If they want it, make them pay — then maybe they won’t want it after all.

That’s what Brianne Hunsley is hoping. The 28-year-old Halifax resident wants HRM to introduce a bag levy, forcing consumers to pay for every single plastic bag a store hands them.

“Originally, I thought that banning plastic bags was the way to go, but Nova Scotians still want bags for their doggie waste and to line their kitchen garbage,” Hunsley said. “Plus, many people are resistant to change.”

When Hunsley realized many citizens had a demand for plastic bags, she started researching plastic bag levies. A levy would ensure that those people who wanted plastic bags could have them, but they would be charged for them.

Hunsley started a Facebook group to drum up support, and says charging 25 cents per plastic bag would encourage people to bring their own reusable bags.

“It’s incredible. People can still have their precious plastic bags, but most won’t because they don’t want to pay for them,” Hunsley said. “It’s inspiring people to question their use of plastic bags and hold themselves accountable for their consumption.”

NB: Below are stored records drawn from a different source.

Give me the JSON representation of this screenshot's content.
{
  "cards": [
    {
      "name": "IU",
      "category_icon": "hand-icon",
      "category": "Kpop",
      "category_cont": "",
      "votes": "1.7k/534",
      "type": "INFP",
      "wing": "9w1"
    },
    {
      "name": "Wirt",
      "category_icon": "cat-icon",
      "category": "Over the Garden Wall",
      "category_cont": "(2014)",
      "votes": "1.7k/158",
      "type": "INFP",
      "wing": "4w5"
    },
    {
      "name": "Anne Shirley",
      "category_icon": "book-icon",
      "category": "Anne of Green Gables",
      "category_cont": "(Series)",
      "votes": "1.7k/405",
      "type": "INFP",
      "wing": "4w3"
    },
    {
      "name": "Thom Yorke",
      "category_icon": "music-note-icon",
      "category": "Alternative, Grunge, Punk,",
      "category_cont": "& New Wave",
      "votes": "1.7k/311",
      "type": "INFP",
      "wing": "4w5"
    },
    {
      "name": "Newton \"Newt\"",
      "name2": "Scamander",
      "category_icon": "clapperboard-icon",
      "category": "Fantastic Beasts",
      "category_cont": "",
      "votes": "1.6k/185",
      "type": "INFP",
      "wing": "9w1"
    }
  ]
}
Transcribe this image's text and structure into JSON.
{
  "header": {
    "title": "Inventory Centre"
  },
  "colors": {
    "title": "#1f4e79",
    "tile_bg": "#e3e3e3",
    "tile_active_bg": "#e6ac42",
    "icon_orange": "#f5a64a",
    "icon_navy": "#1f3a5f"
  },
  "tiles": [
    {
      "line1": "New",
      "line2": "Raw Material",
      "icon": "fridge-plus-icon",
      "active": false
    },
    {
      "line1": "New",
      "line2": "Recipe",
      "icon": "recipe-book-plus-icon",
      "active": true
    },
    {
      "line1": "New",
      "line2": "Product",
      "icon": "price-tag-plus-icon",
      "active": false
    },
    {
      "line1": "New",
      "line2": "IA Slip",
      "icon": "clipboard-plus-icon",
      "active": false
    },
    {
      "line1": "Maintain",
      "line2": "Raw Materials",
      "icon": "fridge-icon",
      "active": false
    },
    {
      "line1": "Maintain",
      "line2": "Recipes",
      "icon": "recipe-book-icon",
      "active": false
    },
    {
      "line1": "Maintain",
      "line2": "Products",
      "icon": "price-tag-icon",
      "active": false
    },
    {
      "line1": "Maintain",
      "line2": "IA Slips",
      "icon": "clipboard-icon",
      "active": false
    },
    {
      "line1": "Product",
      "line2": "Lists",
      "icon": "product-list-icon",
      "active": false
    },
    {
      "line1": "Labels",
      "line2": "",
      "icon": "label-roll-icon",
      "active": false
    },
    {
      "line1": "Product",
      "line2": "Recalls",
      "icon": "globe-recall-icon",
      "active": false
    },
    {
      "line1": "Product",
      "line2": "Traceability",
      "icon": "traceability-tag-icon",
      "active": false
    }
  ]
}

Ireland introduced a bag levy in 2002, and it has reduced plastic bag usage by 90 per cent. Residents there must pay the Canadian equivalent of between 30 and 40 cents for a single plastic bag, so most people keep their cash and bring their own reusable bags.

In September, Pete’s Frootique introduced a bag levy of 5 cents in its Bedford and downtown locations. Owner Pete Luckett says the downtown store went from using 25,000 bags per week to less than 6,000. The money from each plastic bag purchased goes into a fund to make the store a “greener” place.

Heather McKibbon, outreach co-ordinator with the Ecology Action Centre, says a levy could be a positive move for the area.

“If HRM wanted to start taking leadership roles and introduce a levy, I would fully support them,” McKibbon said. “It would be great to be a Canadian leader.”

Clean Nova Scotia special events co-ordinator Carrie Riddell says a levy would help reduce waste, and “reduce” is the most important of the three Rs.

“We always need to try and reduce before we think about reusing and recycling,” Riddell said. “We understand that plastic bags do have a purpose, but if we can find alternatives, that’s a positive for the environment.”

Hunsley says she will continue to fight for a plastic bag levy and wants both levels of government to work together on a plan.

“City council seems more interested in getting musicians to play on the Common than in making long-lasting change,” Hunsley said. “Having a healthy, clean environment is more important than seeing Paul McCartney or Keith Urban or the Rolling Stones.

“We will have no Common for musicians to play on if the environment is ruined.”